The International Monetary Fund has announced that it is recognising Somalia's new government after a 22-year break in relations with the once-chaotic country.

The move is part of a general push by the US, UN and the West toward encouraging rehabilitation there.

The US formally recognized the African nation's new government in January.

This was the first time the US had recognized a Somali government since 1991, when warlords overthrew long-time dictator Siad Barre and then turned on one another.

The UN Security Council in March voted unanimously to partially suspend an arms embargo on Somalia for 12 months for military equipment intended solely to develop the country's security forces and provide security for the Somali people.

Earlier this month, President Barack Obama cleared the way for the US to arm and train Somali forces.

The IMF announced it was recognizing the Somali government of President Hassan Sheikh Mohamud, who took office last September.

The move will allow the IMF to offer Somalia technical assistance and policy advice.

But the IMF said Somalia will not be able to borrow IMF funds until it repays some $352 million in arrears that it owes the agency.

A relative peace has returned to Somalia's war-battered capital of Mogadishu since African Union forces ousted al-Shabaab - a militant group loosely associated with al-Qaida - from the city over 18 months ago.

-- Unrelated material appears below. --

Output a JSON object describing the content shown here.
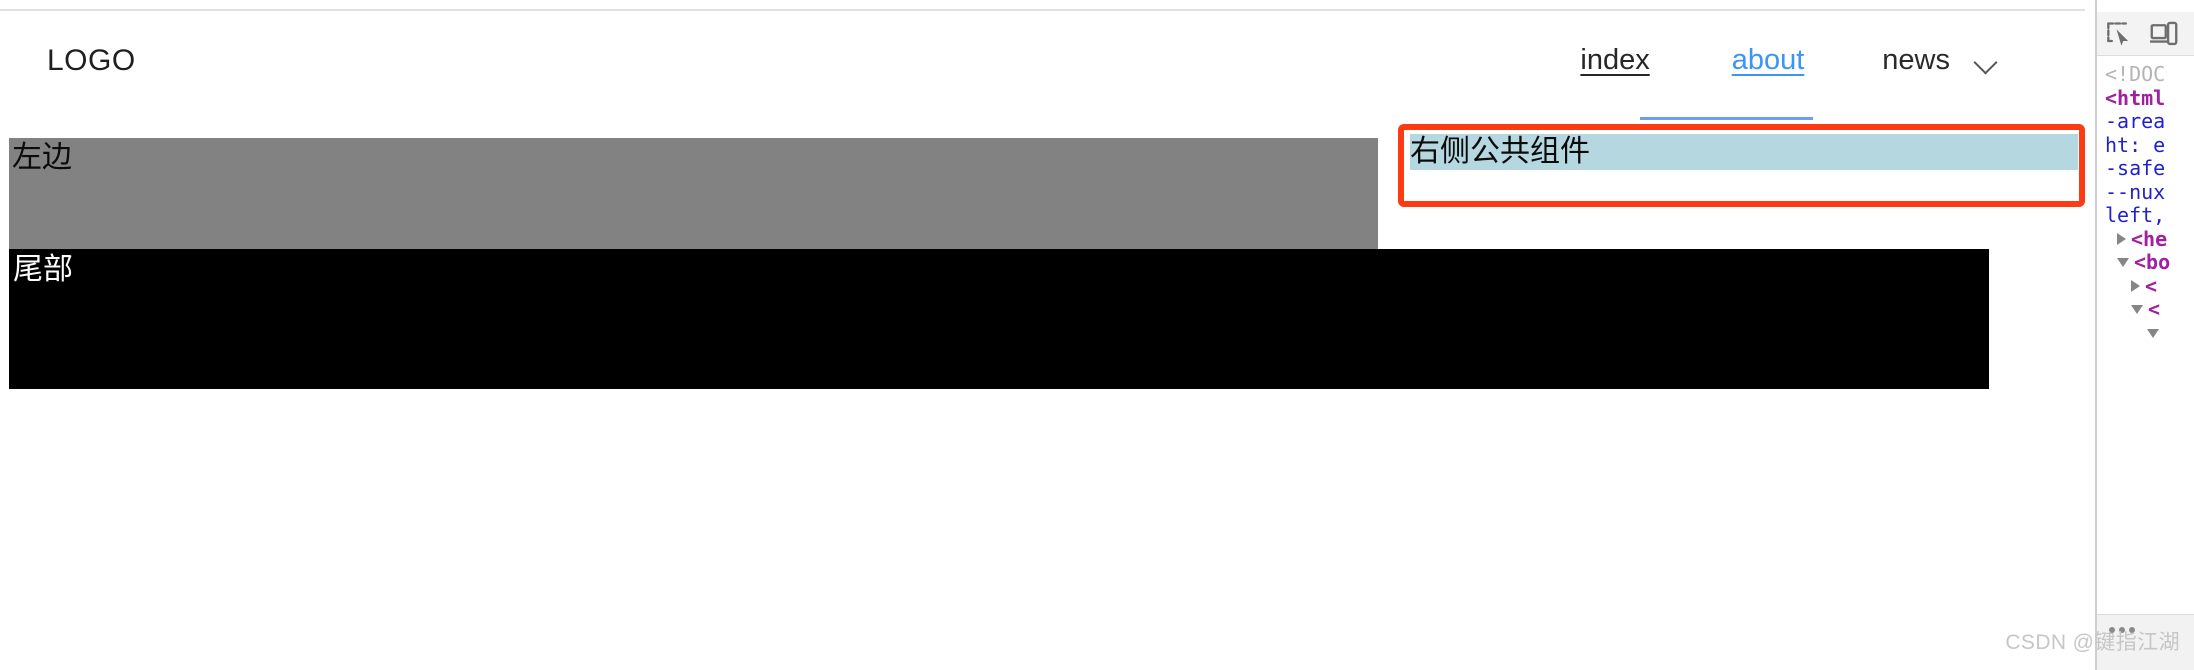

But al-Shabaab rebels are not yet defeated, and the US remains concerned about the threat the group could pose to the region's stability.